— PROBLEM DETAILS —
Please return every line in the following data that includes the string "type".

— RECORD SET —
+++

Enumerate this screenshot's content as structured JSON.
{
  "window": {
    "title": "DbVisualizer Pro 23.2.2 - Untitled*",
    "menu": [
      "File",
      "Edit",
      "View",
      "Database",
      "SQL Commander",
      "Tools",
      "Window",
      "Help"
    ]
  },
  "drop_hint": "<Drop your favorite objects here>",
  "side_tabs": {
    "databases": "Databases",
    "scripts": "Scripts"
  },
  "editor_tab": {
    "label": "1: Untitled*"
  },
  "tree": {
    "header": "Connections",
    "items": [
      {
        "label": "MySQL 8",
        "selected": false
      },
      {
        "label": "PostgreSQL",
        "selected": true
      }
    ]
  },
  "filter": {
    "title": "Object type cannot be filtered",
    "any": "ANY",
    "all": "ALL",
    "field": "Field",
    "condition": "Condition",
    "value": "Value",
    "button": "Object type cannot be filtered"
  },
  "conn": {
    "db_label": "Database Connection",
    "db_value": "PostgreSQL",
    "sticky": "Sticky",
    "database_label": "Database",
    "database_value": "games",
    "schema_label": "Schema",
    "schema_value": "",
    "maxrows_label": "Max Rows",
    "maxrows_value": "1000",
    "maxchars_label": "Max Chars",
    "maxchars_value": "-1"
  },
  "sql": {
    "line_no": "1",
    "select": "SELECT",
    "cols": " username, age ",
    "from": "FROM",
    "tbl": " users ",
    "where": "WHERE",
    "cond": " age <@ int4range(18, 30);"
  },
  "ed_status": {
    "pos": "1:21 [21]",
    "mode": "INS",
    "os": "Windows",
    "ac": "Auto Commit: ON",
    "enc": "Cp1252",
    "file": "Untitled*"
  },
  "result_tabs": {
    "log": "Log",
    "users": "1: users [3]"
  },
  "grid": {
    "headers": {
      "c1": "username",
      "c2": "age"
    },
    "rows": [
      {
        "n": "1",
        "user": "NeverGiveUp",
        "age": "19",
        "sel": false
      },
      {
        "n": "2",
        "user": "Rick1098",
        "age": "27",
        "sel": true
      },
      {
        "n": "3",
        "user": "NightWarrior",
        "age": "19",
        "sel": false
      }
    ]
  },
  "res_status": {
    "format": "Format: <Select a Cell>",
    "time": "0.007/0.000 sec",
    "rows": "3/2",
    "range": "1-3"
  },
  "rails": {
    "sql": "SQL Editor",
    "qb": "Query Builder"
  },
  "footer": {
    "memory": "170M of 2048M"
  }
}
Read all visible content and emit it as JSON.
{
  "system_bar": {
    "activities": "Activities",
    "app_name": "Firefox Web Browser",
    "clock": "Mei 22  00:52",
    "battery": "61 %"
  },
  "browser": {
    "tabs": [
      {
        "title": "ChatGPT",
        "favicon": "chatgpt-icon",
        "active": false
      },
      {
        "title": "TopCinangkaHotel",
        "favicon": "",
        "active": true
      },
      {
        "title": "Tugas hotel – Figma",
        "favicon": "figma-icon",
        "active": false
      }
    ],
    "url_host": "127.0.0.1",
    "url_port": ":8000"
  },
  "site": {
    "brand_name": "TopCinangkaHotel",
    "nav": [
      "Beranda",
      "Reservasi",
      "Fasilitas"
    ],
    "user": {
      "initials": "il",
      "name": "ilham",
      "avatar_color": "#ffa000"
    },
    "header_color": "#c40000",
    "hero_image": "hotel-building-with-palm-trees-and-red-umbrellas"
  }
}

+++

— RESPONSE —
    "title": "Object type cannot be filtered",
    "button": "Object type cannot be filtered"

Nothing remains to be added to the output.